In “Exu Odara”, the Brazilian uses the fingerstyle to play a traditional melody associated with the Afro-American candomblé religion; the highlighted bass sound is very perceptible. In “Olodé”, the guitar functions like the berimbau or atabaque, the percussion instruments used in capoeira. The music is backed, and enrichd, by a small choir. In “Marquito”, in turn, the guitar resembles the guembri played by Gnawa people (but also Joshua Abrams, among others), and in “Tambú e Candongueiro”, the kora, an instrument from Gambia and Mali made famous by Sourakata Koité. The Brazilian aptly switches between the various styles, demonstrating sophisticated possibilities offered by simplicity. He occasionally sings too, and invites guests – on the record, we may hear Ava Rocha’s whispered, drawn out phrases, which function as an additional instrument here, Rodrigo Oga’s contemporary rap or the oneiric vocals of Metá Metá’s Juçara Marçal.

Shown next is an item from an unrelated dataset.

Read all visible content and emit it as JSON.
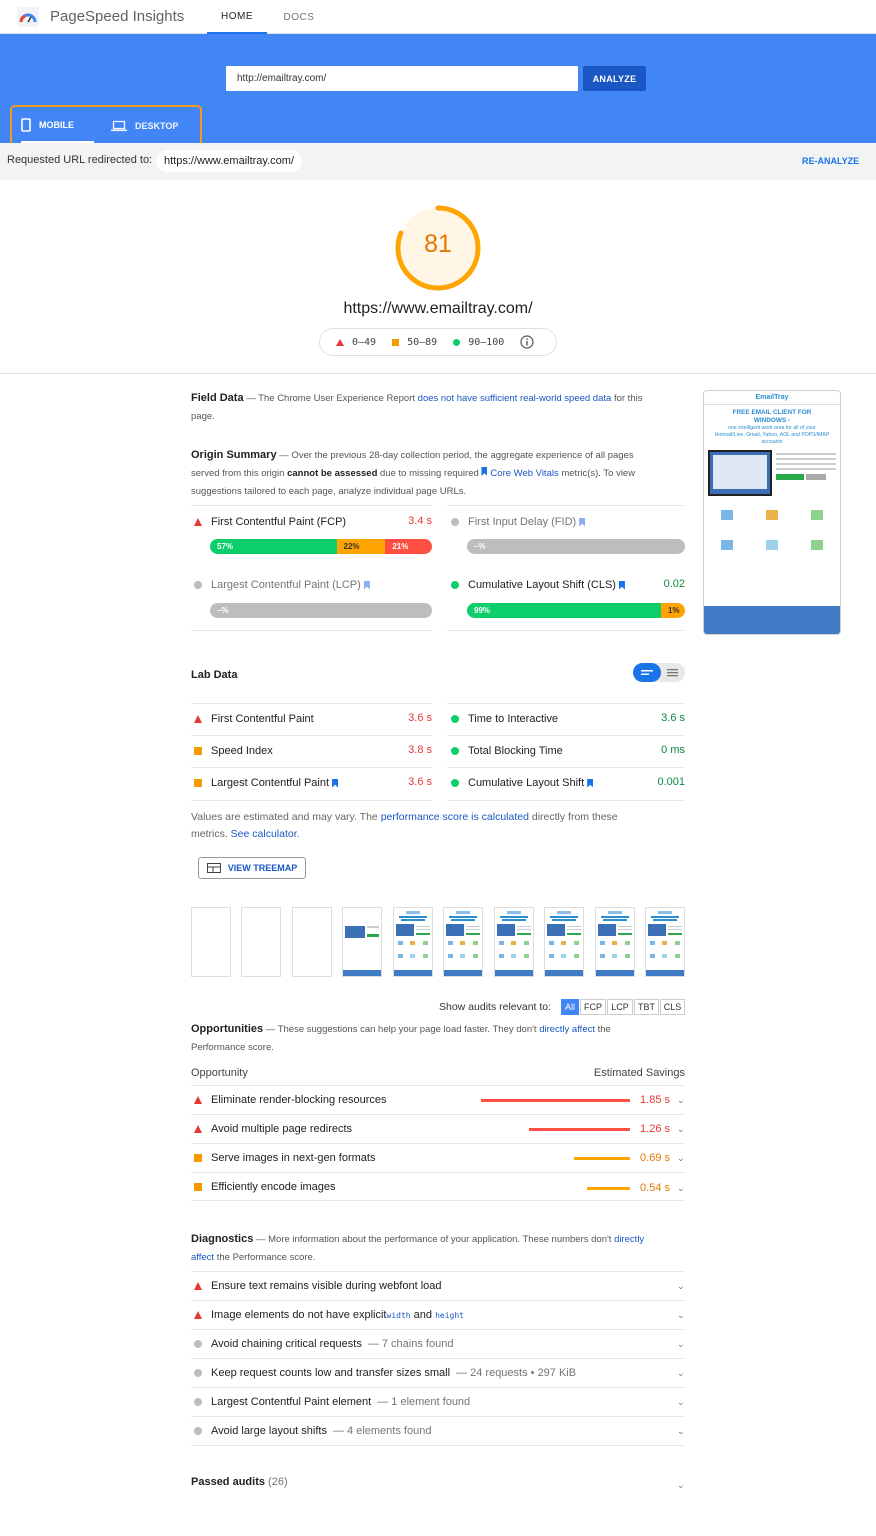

The record is filled with pop cultural Afro-Brazilian contexts. “Marquito” takes its inspiration from Kleber Mendonça’s brutal western “Bacarau”, and “Febre do Rato” stands for ‘uncontrollable situation’ in Pernambuco slang. Dinucci captures this very moment with his music, asking: where are we actually? There are plenty of such intertextual connections here, not merely serving as an addition to the music layer, but also painting a broader context for the record, again correcting that first impression that we’re looking at a pretty picture and listening to soothing music. Rastilho gradually draws listeners into a state of pensiveness. It is a personal comment on the contemporary world, the simplest possible gesture: reaching for an instrument, playing, looking towards the samba tradition, and creating a narrative about Brazil under Bolsonaro’s rule. In Brazilian, rastilho stands for fuse, but also fingerboard – an element of the guitar. In the record’s finale – an apocalyptic samba – the choir sings vamos explodir. The guitar is a good tool to do that. It hits hard, but quiets down at the end – so perhaps everything else will also come to pass? Rastilho sounds very universal, and this last track gives some hope for a not-too-terrible future in the difficult times we’ve found ourselves in.
Kiko Dinucci, Rastilho